It was Despujol who said that to ‘decatholicize’ is to ‘denationalize’ us – a remark he made to defend his action of sending Rizal to Dapitan. He must’ve been referring to towns like Pagsanjan and the other great domains founded or was made into a community by the religious orders. The main road leads to the town’s great church and true to its name (Pinagsangahan) the ways that would lead you to the other neighbouring town is through this small town’s crossroads.
Though the barrio was believed to have been established by Chinese traders and some enterprising folks who made a living from betelnuts and other agricultural activities, the then barrio was elevated to township on the mid 17th century by Governador General Bonifaz and due to its strategic location was made La Laguna’s capital. The capitolship lasted for more than a century.
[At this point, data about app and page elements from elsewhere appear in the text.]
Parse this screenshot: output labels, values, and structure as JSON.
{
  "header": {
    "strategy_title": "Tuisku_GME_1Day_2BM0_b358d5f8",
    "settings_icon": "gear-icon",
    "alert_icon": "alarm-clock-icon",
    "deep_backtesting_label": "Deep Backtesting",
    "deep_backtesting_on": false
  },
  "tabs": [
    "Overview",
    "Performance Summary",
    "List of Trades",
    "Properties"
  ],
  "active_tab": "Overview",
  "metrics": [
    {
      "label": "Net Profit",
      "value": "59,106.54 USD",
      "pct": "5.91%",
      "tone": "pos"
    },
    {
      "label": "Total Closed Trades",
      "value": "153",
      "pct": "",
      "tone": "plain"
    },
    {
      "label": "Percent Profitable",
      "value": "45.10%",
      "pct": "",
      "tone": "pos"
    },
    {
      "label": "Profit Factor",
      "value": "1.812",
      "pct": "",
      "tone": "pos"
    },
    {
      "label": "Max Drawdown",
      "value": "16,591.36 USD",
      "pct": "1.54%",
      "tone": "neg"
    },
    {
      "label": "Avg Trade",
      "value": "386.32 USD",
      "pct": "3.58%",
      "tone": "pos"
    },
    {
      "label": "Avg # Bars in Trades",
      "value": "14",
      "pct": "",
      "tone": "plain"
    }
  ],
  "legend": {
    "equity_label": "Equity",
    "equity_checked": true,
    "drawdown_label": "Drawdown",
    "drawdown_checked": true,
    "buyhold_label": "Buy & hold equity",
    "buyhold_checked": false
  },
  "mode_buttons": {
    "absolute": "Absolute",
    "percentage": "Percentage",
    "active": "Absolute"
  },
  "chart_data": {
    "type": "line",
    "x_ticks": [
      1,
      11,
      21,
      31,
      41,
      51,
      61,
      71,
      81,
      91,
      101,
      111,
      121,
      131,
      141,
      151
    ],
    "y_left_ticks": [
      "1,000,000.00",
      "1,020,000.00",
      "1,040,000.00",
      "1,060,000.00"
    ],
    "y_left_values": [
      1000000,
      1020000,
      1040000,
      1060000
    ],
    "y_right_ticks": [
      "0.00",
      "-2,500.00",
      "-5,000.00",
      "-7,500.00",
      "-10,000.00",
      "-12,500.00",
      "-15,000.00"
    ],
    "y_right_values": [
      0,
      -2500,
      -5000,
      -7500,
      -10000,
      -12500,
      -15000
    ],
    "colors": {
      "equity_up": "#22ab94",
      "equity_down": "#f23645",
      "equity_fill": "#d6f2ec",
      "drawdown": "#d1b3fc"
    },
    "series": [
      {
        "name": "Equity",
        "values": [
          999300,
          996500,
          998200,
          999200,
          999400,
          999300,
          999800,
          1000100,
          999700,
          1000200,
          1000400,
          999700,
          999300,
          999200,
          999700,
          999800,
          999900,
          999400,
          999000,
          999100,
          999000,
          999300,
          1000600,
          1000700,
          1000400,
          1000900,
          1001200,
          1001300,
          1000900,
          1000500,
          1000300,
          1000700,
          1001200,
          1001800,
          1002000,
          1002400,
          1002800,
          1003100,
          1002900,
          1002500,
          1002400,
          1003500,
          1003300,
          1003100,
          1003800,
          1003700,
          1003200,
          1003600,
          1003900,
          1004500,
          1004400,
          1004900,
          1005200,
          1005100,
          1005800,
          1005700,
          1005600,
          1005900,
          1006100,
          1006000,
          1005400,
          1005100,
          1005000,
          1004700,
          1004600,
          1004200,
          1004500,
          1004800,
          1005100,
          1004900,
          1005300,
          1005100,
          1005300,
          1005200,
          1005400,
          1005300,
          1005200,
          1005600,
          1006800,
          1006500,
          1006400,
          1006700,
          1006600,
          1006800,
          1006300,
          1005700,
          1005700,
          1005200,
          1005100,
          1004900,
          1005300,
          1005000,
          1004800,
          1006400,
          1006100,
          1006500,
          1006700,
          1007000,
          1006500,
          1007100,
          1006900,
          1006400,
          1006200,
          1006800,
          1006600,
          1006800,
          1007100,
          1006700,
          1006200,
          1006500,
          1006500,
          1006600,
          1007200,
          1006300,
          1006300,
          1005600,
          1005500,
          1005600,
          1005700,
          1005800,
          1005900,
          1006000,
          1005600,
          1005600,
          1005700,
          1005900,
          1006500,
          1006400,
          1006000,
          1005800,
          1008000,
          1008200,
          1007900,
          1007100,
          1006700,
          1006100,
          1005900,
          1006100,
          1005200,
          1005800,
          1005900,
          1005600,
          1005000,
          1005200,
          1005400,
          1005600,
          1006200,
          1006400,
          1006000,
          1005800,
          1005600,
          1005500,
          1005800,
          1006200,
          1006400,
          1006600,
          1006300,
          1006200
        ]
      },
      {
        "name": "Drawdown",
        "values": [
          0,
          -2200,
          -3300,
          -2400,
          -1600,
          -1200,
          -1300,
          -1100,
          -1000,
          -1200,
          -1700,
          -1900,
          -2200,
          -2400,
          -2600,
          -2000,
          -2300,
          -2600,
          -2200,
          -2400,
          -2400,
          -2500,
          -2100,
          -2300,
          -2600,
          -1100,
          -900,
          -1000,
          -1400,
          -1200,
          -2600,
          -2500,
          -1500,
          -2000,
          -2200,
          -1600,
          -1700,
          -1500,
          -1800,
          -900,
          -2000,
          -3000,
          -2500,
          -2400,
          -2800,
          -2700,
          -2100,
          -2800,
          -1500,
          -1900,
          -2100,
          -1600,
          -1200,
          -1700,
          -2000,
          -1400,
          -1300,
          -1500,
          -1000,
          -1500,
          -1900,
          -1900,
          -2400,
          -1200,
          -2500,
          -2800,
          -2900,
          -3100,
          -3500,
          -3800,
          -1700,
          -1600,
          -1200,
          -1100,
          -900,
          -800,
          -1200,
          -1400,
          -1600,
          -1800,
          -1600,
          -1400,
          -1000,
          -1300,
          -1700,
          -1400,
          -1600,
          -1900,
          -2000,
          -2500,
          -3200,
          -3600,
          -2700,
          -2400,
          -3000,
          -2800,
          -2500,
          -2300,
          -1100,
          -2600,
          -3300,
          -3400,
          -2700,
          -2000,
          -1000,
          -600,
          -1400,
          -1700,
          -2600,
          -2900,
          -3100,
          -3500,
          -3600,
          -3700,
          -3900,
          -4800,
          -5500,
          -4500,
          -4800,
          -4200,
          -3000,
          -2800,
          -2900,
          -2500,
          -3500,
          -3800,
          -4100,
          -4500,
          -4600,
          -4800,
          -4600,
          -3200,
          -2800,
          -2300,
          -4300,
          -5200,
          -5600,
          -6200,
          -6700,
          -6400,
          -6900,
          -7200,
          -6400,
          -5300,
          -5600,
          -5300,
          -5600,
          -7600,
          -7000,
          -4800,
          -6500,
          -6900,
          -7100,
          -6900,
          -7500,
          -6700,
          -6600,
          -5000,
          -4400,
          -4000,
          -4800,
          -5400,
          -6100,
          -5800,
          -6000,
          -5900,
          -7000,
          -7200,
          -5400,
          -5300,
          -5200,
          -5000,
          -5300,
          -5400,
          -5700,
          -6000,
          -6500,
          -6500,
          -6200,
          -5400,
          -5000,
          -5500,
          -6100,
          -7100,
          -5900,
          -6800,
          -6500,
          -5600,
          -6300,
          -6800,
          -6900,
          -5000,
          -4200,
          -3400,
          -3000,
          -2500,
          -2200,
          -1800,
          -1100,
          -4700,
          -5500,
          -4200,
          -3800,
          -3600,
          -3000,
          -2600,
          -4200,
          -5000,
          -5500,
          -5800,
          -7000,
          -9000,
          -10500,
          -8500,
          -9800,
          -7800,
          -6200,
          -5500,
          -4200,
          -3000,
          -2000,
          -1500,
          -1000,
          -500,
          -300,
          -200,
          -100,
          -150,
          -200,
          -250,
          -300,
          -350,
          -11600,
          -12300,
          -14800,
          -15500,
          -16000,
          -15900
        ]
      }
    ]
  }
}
The church was no longer the original one founded by Fray Magdalena with the help of the piuos locals, like in many other places it was destroyed by American bomb attacks(like the many other historic sites during the WWII). The then image of our Lady of Guadalupe was destroyed, it would be years later that the Mexican people would be once again be generous enough to give the old town its new life size image as a gift, making the same gesture that their catholic nation as brothers to us, has made when they brought to shore together with the missionaries the first image through the galleon trades.
Reading Dr. Zaide’s PAGSANJAN: In History and Legend I was moved by its historic contibutions not only to the province of Laguna then but on a wider scope, for a diminutive size in comaprison to other towns it was a giant. It has provided the nation wih great sons and places of significance to the revolution. You wouldn’t really know unless you travel to this far flung places and whenever I do I often imagine how long it must’ve took then to travel from what we know now as metro Manila to this places. Rizal in his diary told us that Calamba to Manila is a 10 hour journey. We don’t have an excuse not to tour around for we have faster means.
Aside form the rich historical role it is also blessed with natural wonders, I had great time shooting the rapids – make no mistake about it. I was strolling at dawn the next morning we arrived and was surprised that people attends dawn masses, they have this all year round unlike us here in the metropolitan. The town is still very traditional although one can see imposing traces of urbanization.
I’m always discouraged when I see commercialization stand together with the old, somehow our track record as a nation shows that this has been disastrous for eventually the new would destroy the old. I have never condemned urbanization for it benifits society economically but I’ve seen how such venture would have the old lose. In Makati for example, we had pre American structures who were sold by the next generation of owners since the market was just irresistable – the old houses never stood a chance. In its place now stands building.
After leaving the town, passing the historic Pagsanjan arch, I was in deep thought if the people I’ve met in the town have in them the desire to keep the gifts that time had given them, almost three centuries in the making. How would they preserve the old tradition alive to pass on to the next generation. People seem content with time slowly passing, life’s still simple there and I have dreams of building a house in the banks of its river where i can throw my fishing line and hope to catch ayungins, hito and tilapias. One day I will.